A bid for eight apartment blocks in Pitsea reaching up to eight storeys tall and containing hundreds of flats has been launched.

Basildon Borough Council validated an application by K E Kent Transport and Storage for 217 one-three bedroom flats on April 13.

The proposals would redevelop the land north of Terminus Drive, a nearly-two Hectare disused brownfield site next to Pitsea Railway Station.

According to a design and access statement submitted alongside the proposals, the site is also bordered by a waste management site and the A13.

A section reads: “The aspiration of the proposal is to redevelop this 1.94ha brownfield site with an outstanding proposal of a new residential quarter with 217 new apartments providing high quality living experience both through the design of the apartments and the external environment. Environmental consideration and sustainability to be at the forefront of the design.”

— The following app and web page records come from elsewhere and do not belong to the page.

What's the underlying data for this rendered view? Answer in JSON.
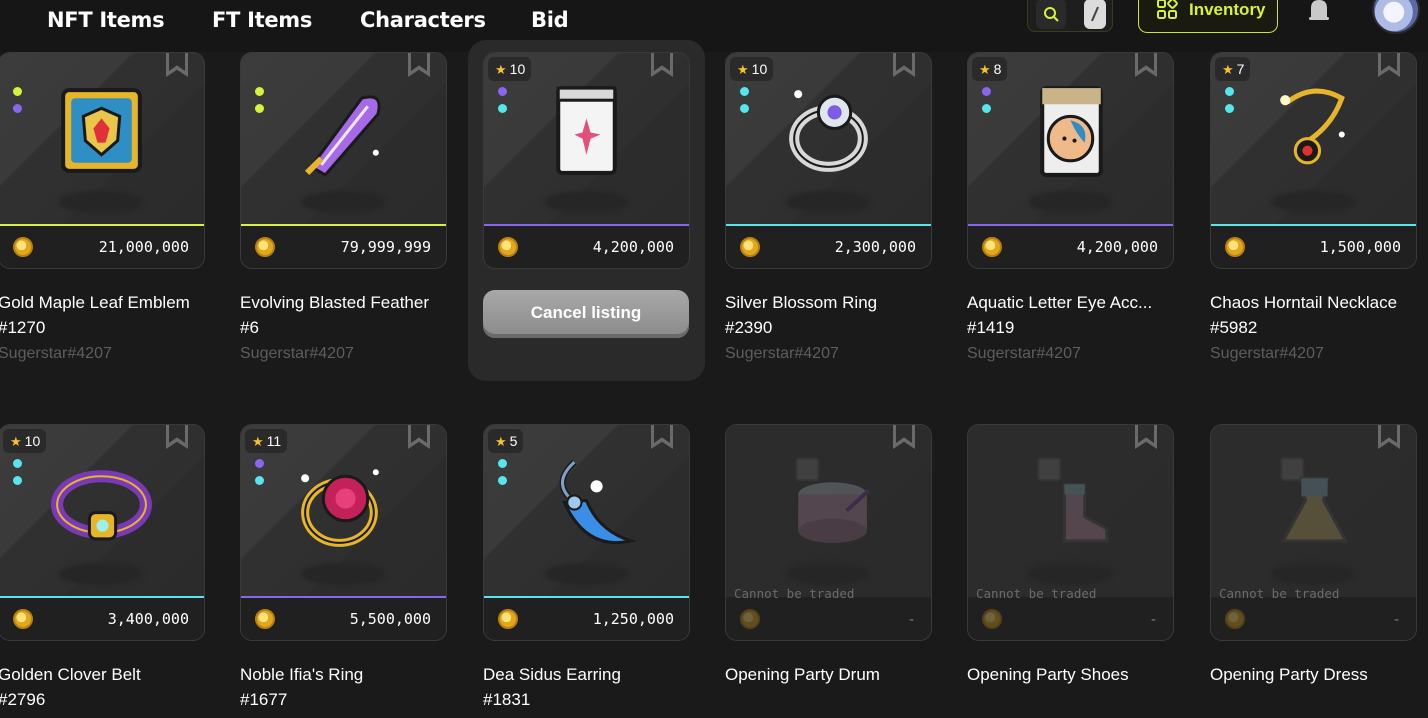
{
  "nav": {
    "items": [
      {
        "label": "NFT Items"
      },
      {
        "label": "FT Items"
      },
      {
        "label": "Characters"
      },
      {
        "label": "Bid"
      }
    ],
    "inventory_label": "Inventory"
  },
  "colors": {
    "accent": "#d6f23a",
    "background": "#1a1a1a",
    "dot_purple": "#8a66ee",
    "dot_cyan": "#55e6ee",
    "dot_yellow": "#d7f23a",
    "coin": "#f2b92a"
  },
  "cancel_label": "Cancel listing",
  "untradeable_label": "Cannot be traded",
  "items": [
    {
      "name": "Gold Maple Leaf Emblem",
      "serial": "#1270",
      "owner": "Sugerstar#4207",
      "price": "21,000,000",
      "stars": "",
      "dots": [
        "dot_yellow",
        "dot_purple"
      ],
      "accent": "dot_yellow",
      "icon": "emblem-icon"
    },
    {
      "name": "Evolving Blasted Feather",
      "serial": "#6",
      "owner": "Sugerstar#4207",
      "price": "79,999,999",
      "stars": "",
      "dots": [
        "dot_yellow",
        "dot_yellow"
      ],
      "accent": "dot_yellow",
      "icon": "feather-icon"
    },
    {
      "name": "",
      "serial": "",
      "owner": "",
      "price": "4,200,000",
      "stars": "10",
      "dots": [
        "dot_purple",
        "dot_cyan"
      ],
      "accent": "dot_purple",
      "icon": "scroll-icon"
    },
    {
      "name": "Silver Blossom Ring",
      "serial": "#2390",
      "owner": "Sugerstar#4207",
      "price": "2,300,000",
      "stars": "10",
      "dots": [
        "dot_cyan",
        "dot_cyan"
      ],
      "accent": "dot_cyan",
      "icon": "ring-icon"
    },
    {
      "name": "Aquatic Letter Eye Acc...",
      "serial": "#1419",
      "owner": "Sugerstar#4207",
      "price": "4,200,000",
      "stars": "8",
      "dots": [
        "dot_purple",
        "dot_cyan"
      ],
      "accent": "dot_purple",
      "icon": "eye-accessory-icon"
    },
    {
      "name": "Chaos Horntail Necklace",
      "serial": "#5982",
      "owner": "Sugerstar#4207",
      "price": "1,500,000",
      "stars": "7",
      "dots": [
        "dot_cyan",
        "dot_cyan"
      ],
      "accent": "dot_cyan",
      "icon": "necklace-icon"
    },
    {
      "name": "Golden Clover Belt",
      "serial": "#2796",
      "owner": "",
      "price": "3,400,000",
      "stars": "10",
      "dots": [
        "dot_cyan",
        "dot_cyan"
      ],
      "accent": "dot_cyan",
      "icon": "belt-icon"
    },
    {
      "name": "Noble Ifia's Ring",
      "serial": "#1677",
      "owner": "",
      "price": "5,500,000",
      "stars": "11",
      "dots": [
        "dot_purple",
        "dot_cyan"
      ],
      "accent": "dot_purple",
      "icon": "rose-ring-icon"
    },
    {
      "name": "Dea Sidus Earring",
      "serial": "#1831",
      "owner": "",
      "price": "1,250,000",
      "stars": "5",
      "dots": [
        "dot_cyan",
        "dot_cyan"
      ],
      "accent": "dot_cyan",
      "icon": "earring-icon"
    },
    {
      "name": "Opening Party Drum",
      "serial": "",
      "owner": "",
      "price": "-",
      "stars": "",
      "dots": [],
      "accent": "",
      "icon": "drum-icon"
    },
    {
      "name": "Opening Party Shoes",
      "serial": "",
      "owner": "",
      "price": "-",
      "stars": "",
      "dots": [],
      "accent": "",
      "icon": "shoes-icon"
    },
    {
      "name": "Opening Party Dress",
      "serial": "",
      "owner": "",
      "price": "-",
      "stars": "",
      "dots": [],
      "accent": "",
      "icon": "dress-icon"
    }
  ]
}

According to the statement, the five tallest blocks, three reaching eight storeys and two reaching five storeys, are planned to be built along the edge of the A13. Three smaller blocks of four-five storeys would be built nearer the station.

This is to reduce the visual impact on background views from Cromwell Manor, a nearby Grade II listed building, the statement continues.

All of the flats would meet or exceed national space standards. Out of the proposed 217 apartments, 68 are proposed as affordable and 149 as private sale.

A 6m noise barrier is being proposed along the southern border near the waste management site, along with planting to soften its visual appearance. Similarly, an access road with car parking spaces will be used to create an 18m buffer between the flats and the A13 flyover.

All of the buildings would be oriented to east and west with no windows facing south or north. According to the statement, this is to ensure good quality views in both directions and to enable cross ventilation.

This is a single application is for full planning permission, rather than being split into an outline and reserved matters stages.

Charlie Ridler

Local Democracy Reporter